(Listed entries begins)

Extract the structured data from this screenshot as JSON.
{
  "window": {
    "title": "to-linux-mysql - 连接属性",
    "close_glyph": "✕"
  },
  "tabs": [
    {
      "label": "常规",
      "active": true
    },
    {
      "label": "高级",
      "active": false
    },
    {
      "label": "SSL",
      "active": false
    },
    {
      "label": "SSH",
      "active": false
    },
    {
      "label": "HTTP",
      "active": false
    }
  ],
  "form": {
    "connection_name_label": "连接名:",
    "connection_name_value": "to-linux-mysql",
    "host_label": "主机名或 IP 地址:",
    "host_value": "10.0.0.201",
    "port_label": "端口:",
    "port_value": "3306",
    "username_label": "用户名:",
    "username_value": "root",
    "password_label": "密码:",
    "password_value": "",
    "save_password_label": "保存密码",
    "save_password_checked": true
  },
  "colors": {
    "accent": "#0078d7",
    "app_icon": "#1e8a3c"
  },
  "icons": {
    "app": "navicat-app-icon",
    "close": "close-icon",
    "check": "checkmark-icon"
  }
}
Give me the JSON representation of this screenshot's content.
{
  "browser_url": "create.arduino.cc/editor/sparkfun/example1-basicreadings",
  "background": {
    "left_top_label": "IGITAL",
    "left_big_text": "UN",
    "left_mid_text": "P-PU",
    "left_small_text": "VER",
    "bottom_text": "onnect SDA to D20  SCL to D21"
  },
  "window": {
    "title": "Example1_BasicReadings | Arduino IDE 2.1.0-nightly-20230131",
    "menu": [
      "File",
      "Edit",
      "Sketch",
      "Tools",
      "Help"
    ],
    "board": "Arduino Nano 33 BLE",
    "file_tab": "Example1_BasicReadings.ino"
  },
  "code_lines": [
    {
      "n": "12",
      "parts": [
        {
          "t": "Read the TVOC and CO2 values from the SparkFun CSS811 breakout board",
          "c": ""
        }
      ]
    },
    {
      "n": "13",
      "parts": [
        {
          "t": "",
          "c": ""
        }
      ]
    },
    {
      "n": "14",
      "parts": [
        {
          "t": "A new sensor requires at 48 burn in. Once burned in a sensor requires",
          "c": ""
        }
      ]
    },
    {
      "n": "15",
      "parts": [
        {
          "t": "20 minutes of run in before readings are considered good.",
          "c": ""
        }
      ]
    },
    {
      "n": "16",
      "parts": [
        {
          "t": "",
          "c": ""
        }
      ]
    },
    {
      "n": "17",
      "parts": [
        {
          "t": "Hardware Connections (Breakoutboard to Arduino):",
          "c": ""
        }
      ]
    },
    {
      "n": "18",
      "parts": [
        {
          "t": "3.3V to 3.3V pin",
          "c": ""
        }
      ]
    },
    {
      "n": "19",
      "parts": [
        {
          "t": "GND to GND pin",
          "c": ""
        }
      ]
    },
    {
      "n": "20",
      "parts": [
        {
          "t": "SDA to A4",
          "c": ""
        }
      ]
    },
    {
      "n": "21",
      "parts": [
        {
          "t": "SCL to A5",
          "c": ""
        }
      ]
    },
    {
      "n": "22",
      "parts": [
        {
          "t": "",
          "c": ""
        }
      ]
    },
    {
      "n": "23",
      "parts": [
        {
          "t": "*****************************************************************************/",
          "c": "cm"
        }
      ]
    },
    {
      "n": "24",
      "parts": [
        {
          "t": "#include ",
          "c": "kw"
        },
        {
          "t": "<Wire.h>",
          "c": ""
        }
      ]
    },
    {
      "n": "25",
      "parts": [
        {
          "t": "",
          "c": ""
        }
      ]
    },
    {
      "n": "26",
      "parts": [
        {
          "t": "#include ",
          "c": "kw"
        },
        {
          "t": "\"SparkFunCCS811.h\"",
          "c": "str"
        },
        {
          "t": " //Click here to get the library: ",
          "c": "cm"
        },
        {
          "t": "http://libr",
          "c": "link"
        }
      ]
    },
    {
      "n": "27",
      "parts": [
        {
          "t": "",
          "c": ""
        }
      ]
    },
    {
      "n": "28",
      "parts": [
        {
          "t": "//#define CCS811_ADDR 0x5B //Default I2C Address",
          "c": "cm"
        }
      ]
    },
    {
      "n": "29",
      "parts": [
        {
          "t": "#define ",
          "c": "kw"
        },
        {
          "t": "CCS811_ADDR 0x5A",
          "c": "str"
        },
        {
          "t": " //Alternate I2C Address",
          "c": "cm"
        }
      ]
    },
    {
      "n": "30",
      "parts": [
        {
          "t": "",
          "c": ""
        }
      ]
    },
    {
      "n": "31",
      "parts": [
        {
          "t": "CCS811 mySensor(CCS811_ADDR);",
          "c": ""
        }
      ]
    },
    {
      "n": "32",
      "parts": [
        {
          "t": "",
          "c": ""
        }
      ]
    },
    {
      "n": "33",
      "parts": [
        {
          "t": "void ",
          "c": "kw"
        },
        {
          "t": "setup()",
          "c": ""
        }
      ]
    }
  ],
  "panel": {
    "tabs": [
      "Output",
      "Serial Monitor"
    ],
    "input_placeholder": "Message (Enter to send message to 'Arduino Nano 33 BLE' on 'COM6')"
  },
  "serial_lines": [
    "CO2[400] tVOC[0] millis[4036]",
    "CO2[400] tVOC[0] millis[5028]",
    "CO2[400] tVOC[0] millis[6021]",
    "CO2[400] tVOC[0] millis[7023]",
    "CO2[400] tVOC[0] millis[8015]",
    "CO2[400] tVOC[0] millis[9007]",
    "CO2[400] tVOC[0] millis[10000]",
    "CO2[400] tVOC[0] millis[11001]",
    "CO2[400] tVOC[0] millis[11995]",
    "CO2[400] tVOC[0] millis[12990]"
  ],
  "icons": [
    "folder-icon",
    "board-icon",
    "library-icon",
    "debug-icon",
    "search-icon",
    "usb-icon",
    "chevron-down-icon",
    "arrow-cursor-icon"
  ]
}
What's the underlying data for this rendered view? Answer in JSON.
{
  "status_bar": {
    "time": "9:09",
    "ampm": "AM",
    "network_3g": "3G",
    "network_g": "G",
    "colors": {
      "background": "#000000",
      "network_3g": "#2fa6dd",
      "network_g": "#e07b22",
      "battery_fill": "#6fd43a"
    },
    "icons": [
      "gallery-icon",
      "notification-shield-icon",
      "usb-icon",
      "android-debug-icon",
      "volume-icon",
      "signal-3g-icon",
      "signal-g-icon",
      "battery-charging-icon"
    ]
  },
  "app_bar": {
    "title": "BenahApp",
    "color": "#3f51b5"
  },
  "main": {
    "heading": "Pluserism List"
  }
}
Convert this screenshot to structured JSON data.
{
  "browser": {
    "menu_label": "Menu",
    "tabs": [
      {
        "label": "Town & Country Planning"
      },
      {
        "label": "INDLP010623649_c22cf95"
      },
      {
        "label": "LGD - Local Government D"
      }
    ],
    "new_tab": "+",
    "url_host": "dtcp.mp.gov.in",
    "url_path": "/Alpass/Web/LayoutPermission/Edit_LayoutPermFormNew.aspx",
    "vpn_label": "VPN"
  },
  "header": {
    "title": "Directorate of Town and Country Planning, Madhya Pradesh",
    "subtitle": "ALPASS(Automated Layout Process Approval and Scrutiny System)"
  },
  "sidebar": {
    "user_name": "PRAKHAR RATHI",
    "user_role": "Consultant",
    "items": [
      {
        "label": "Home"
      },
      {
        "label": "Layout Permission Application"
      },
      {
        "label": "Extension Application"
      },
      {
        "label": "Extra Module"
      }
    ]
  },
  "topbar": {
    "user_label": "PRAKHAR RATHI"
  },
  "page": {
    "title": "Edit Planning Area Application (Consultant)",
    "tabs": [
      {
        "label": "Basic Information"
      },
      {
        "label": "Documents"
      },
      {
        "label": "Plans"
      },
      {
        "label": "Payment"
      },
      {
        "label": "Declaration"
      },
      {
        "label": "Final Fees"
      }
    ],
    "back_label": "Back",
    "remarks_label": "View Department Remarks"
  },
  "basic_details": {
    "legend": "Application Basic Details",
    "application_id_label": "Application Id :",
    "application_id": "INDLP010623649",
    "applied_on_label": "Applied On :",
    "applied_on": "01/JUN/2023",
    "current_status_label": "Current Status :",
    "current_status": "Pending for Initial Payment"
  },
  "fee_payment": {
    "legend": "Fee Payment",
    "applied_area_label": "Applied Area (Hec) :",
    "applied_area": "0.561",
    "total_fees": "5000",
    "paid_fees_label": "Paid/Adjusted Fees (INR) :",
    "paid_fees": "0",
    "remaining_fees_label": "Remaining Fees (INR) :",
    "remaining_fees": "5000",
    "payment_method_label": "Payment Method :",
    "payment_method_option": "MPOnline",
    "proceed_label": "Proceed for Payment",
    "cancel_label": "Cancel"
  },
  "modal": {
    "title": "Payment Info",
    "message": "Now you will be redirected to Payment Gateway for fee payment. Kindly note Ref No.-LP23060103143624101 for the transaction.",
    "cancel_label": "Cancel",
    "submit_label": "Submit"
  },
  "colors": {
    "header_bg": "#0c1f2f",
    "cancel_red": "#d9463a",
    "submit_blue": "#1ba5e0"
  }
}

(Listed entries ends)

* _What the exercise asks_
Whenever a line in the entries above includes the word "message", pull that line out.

* _Output of the task_
    "input_placeholder": "Message (Enter to send message to 'Arduino Nano 33 BLE' on 'COM6')"
    "message": "Now you will be redirected to Payment Gateway for fee payment. Kindly note Ref No.-LP23060103143624101 for the transaction.",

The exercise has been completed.